Much of the discussion about Ethan Frome involves the frame story with which the novel begins. Although the framing narrative and the story embedded within it are told by the same unnamed narrator, the reliability of the latter is made problematic by the various and varying sources used to construct it. Also, by introducing his story as a "vision," the narrator makes very clear the fact that what we are about to read is not a factual record of the occurrences leading up to Ethan's accident, but his own impressions of what those occurrences may have been. As several critics have pointed out, the only "facts" of Ethan's story are to be found in the narrative frame; the information contained within the frame cannot be considered reliable because, as Cynthia Griffin Wolff explains, it "bears the imprint of the narrator's own interpretation." His vision is a "hypothesis," one vision among many possible others. Wolff argues that Wharton's novel is not about Ethan Frome, but about the narrator and his reaction to the story he tells. Pointing to the "disconcerting similarities" between Ethan and the narrator, she suggests that the narrator's vision depicts his own "shadow self, the man he might become if the reassuring appurtenances of busy, active, professional, adult mobility were taken from him."

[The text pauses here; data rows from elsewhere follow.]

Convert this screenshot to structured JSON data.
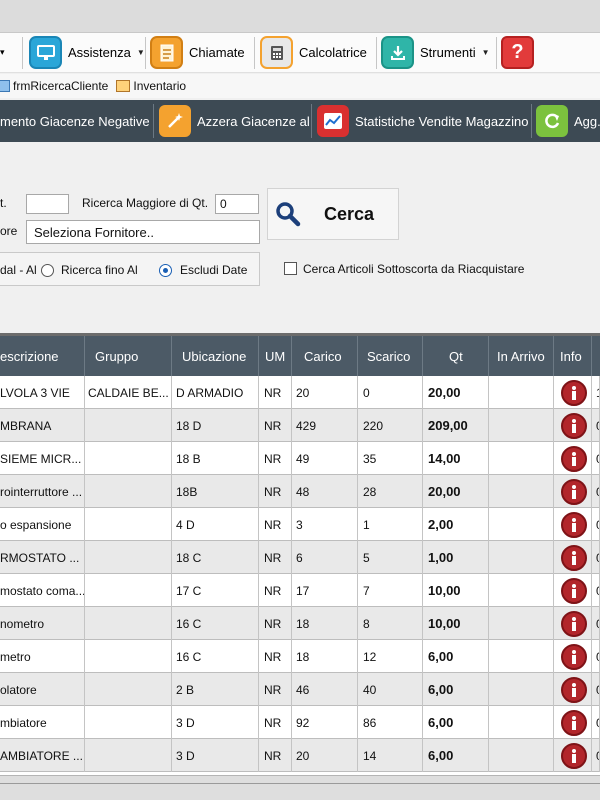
{
  "toolbar": {
    "partial_caret": "▾",
    "assistenza": "Assistenza",
    "chiamate": "Chiamate",
    "calcolatrice": "Calcolatrice",
    "strumenti": "Strumenti",
    "help_glyph": "?"
  },
  "tabs": [
    "frmRicercaCliente",
    "Inventario"
  ],
  "actions": {
    "giacenze_negative": "mento Giacenze Negative",
    "azzera": "Azzera Giacenze al",
    "statistiche": "Statistiche Vendite Magazzino",
    "agg": "Agg..."
  },
  "form": {
    "qt_label_partial": "t.",
    "qt_value": "",
    "ricerca_maggiore_label": "Ricerca Maggiore di Qt.",
    "ricerca_maggiore_value": "0",
    "fornitore_label_partial": "ore",
    "fornitore_value": "Seleziona Fornitore..",
    "radio_dal_al": "dal - Al",
    "radio_fino_al": "Ricerca fino Al",
    "radio_escludi": "Escludi Date",
    "sottoscorta_label": "Cerca Articoli Sottoscorta da Riacquistare",
    "cerca_label": "Cerca"
  },
  "grid": {
    "columns": [
      "escrizione",
      "Gruppo",
      "Ubicazione",
      "UM",
      "Carico",
      "Scarico",
      "Qt",
      "In Arrivo",
      "Info"
    ],
    "rows": [
      {
        "desc": "LVOLA 3 VIE",
        "gruppo": "CALDAIE BE...",
        "ubic": "D ARMADIO",
        "um": "NR",
        "carico": "20",
        "scarico": "0",
        "qt": "20,00",
        "extra": "1"
      },
      {
        "desc": "MBRANA",
        "gruppo": "",
        "ubic": "18 D",
        "um": "NR",
        "carico": "429",
        "scarico": "220",
        "qt": "209,00",
        "extra": "0"
      },
      {
        "desc": "SIEME MICR...",
        "gruppo": "",
        "ubic": "18 B",
        "um": "NR",
        "carico": "49",
        "scarico": "35",
        "qt": "14,00",
        "extra": "0"
      },
      {
        "desc": "rointerruttore ...",
        "gruppo": "",
        "ubic": "18B",
        "um": "NR",
        "carico": "48",
        "scarico": "28",
        "qt": "20,00",
        "extra": "0"
      },
      {
        "desc": "o espansione",
        "gruppo": "",
        "ubic": "4 D",
        "um": "NR",
        "carico": "3",
        "scarico": "1",
        "qt": "2,00",
        "extra": "0"
      },
      {
        "desc": "RMOSTATO ...",
        "gruppo": "",
        "ubic": "18 C",
        "um": "NR",
        "carico": "6",
        "scarico": "5",
        "qt": "1,00",
        "extra": "0"
      },
      {
        "desc": "mostato coma...",
        "gruppo": "",
        "ubic": "17 C",
        "um": "NR",
        "carico": "17",
        "scarico": "7",
        "qt": "10,00",
        "extra": "0"
      },
      {
        "desc": "nometro",
        "gruppo": "",
        "ubic": "16 C",
        "um": "NR",
        "carico": "18",
        "scarico": "8",
        "qt": "10,00",
        "extra": "0"
      },
      {
        "desc": "metro",
        "gruppo": "",
        "ubic": "16 C",
        "um": "NR",
        "carico": "18",
        "scarico": "12",
        "qt": "6,00",
        "extra": "0"
      },
      {
        "desc": "olatore",
        "gruppo": "",
        "ubic": "2 B",
        "um": "NR",
        "carico": "46",
        "scarico": "40",
        "qt": "6,00",
        "extra": "0"
      },
      {
        "desc": "mbiatore",
        "gruppo": "",
        "ubic": "3 D",
        "um": "NR",
        "carico": "92",
        "scarico": "86",
        "qt": "6,00",
        "extra": "0"
      },
      {
        "desc": "AMBIATORE ...",
        "gruppo": "",
        "ubic": "3 D",
        "um": "NR",
        "carico": "20",
        "scarico": "14",
        "qt": "6,00",
        "extra": "0"
      }
    ]
  },
  "colors": {
    "header_bg": "#4c5a66",
    "toolbar_dark": "#3d4a54",
    "info_red": "#b2262b"
  }
}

Jean Franz Blackall offers another possibility. Blackall agrees that the narrator's knowledge is based on inference but believes there is evidence in the text to support his story. He finds this evidence in the final pages of the novel, arguing that Mrs. Hale, who was with Mattie on the morning after the accident, corroborates the narrator's intuitive discovery. According to Blackall, the ellipses representing Mrs. Hale's unfinished report of what Mattie told her signifies that she knows about the love affair between Mattie and Ethan and their subsequent suicide attempt. However, it is important to remember that Mrs. Hale never actually tells the narrator what it is she heard Mattie say; a sense of shared secret knowledge between her and the narrator is...

(The entire section is 7,330 words.)